Reviewed by: Misty Wagner
|Featuring||Johnny Depp, Helena Bonham Carter, Alan Rickman, Timothy Spall, Sacha Baron Cohen, Jamie Campbell Bowen, Jayne Wisener, Laura Michelle Kelly, Ed Sanders|
|Producer||Patrick McCormick, Laurie MacDonald, Walter F. Parkes|
“Never forget. Never forgive.”
Being someone who is unfamiliar with the story of Sweeney Todd, but a lover of musicals and Broadway shows, I found myself immediately drawn to this film. I deluded myself into thinking that I understood the plot line from the trailers I’d seen and considered myself an educated audience member… I was wrong.
I wanted to love this movie, from the beginning. With a rich cast and so much talent oozing from every creative roll, I believed I would love this movie.
Sweeney Todd (at least the film’s version of this age old tale) is the story about a man consumed by hatred and a blinding desire for revenge. If ever a story confirmed that vengeance is blind, this is that story. Fifteen years before the film’s first haunting and shadowing scenes, Benjamin Barker (Johnny Depp) was a happy man, in love with his wife Lucy and busy adoring his baby girl Johanna. He was a successful barber, and apparently had no reasons to be unhappy. However, because of a powerful judge’s (Alan Rickman) lustful obsession for Barker’s wife, he was falsely imprisoned and the judge moved in on Lucy. The details, from that point are a mystery to Benjamin Barker who has pronounced his former self dead and now goes by the name Sweeney Todd.
Sweeney Todd returns to his former home on Fleet street and is greeted by the bizarre and eccentric Mrs. Lovett (Helena Bonham Carter). Though the film never implies that he has any recollection of who she is, she is quite vocal about knowing his wife Lucy as well as carrying romantic feelings for Barker, who is now Todd. She fills him in on the details which have occurred in his absence, as well as informs him of his wife’s suicide, and that Judge Turpin now has custody of Johanna and holds her prisoner in his home until she is of age to be his…
From a worldly standpoint, this man would have every reason imaginable to seek revenge. Not only were horrible things done to him, but what his daughter and wife had to endure at the hands of the judge would be more than most fathers or husbands could bear. It is easy to sympathize with the desolate place his soul lives…
And yet- (for those who aren’t familiar with this story, there ARE SPOILERS AHEAD)
Mrs. Lovett has a meat pie restaurant below Sweeney Todd’s barber shop. The two collaborate to help one another. Todd begins taking his hatred out on unsuspecting clients by slitting their throats, and Mrs. Lovett begins grinding the meat and baking them into her pies…

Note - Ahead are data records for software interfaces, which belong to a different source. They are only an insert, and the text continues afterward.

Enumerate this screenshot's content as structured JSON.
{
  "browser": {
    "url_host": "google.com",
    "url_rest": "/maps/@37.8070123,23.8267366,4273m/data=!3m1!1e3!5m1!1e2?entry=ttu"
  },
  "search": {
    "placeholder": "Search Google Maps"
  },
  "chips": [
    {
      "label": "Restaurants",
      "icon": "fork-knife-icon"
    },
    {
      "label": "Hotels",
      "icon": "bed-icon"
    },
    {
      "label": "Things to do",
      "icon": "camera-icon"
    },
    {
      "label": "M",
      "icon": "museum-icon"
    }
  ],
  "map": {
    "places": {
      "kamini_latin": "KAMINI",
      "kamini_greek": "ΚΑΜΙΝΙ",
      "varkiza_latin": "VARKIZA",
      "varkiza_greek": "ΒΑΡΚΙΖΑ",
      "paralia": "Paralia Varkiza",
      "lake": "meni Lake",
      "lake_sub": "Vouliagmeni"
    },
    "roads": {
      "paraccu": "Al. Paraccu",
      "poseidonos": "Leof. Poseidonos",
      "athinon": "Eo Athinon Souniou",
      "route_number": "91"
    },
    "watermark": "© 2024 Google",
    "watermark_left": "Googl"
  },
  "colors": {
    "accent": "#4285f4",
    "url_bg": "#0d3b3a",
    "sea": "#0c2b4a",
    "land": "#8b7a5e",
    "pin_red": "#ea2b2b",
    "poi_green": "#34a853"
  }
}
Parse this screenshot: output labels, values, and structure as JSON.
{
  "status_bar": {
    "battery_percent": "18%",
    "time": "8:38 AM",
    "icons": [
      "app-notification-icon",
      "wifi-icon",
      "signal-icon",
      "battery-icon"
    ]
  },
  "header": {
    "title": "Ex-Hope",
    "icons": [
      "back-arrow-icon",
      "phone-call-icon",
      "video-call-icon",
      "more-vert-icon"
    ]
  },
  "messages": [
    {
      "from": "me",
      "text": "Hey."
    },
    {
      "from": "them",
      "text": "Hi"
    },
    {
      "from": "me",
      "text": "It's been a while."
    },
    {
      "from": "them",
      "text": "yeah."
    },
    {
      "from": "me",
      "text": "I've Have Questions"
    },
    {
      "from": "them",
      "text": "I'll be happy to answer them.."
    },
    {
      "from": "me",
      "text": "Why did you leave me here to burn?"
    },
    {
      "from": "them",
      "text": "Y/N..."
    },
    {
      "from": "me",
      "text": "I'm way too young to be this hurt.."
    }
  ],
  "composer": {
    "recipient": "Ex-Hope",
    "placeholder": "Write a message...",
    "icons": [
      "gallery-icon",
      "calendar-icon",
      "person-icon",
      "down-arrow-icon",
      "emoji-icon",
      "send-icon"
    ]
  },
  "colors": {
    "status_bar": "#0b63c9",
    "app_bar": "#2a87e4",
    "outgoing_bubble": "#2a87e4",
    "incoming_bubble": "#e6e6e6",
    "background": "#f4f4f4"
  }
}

There is so much to be offended by, in this film, that listing it all would be nearly impossible. There are scenes of child abuse; a young boy (Toby) is given Gin… The murder scenes, though not done with realistic effects at all, are still quite gory and disturbing. Judge Turpin is a horrible man and his cruelty is seen at various times throughout the film. Though profanity is mild (I believe I heard three instances), much of their dialogue is not any less inappropriate.
The most touching scene is a musical interaction between Mrs. Lovett and Toby. It was heart warming and beautiful, but sadly becomes less powerful due to the immediate scenes which follow.
Tim Burton is a true artist. Though his films always carry a depth of darkness, they are made flawlessly beautiful. This is no exception. There is no way that a story of these details could not be grim and gory. It is its nature… The musical pieces, though sometimes dark in lyric, do bring about a sense of balance. The performances of the cast are beyond incredible, and, although the story itself isn’t a favorite for me, I can’t imagine that the live Broadway experience could be any better than this.
In the end we do become aware that this story does not exist to glorify revenge. No one wins here. There is no form of redemption in the lives of these characters, and perhaps therein is where the redemption truly lay. To see, grotesquely there before you, that vengeance won’t take your pain away is a pretty powerful moment in deed.
Violence: Extreme / Profanity: Mild / Sex/Nudity: Minor
See list of Relevant Issues—questions-and-answers.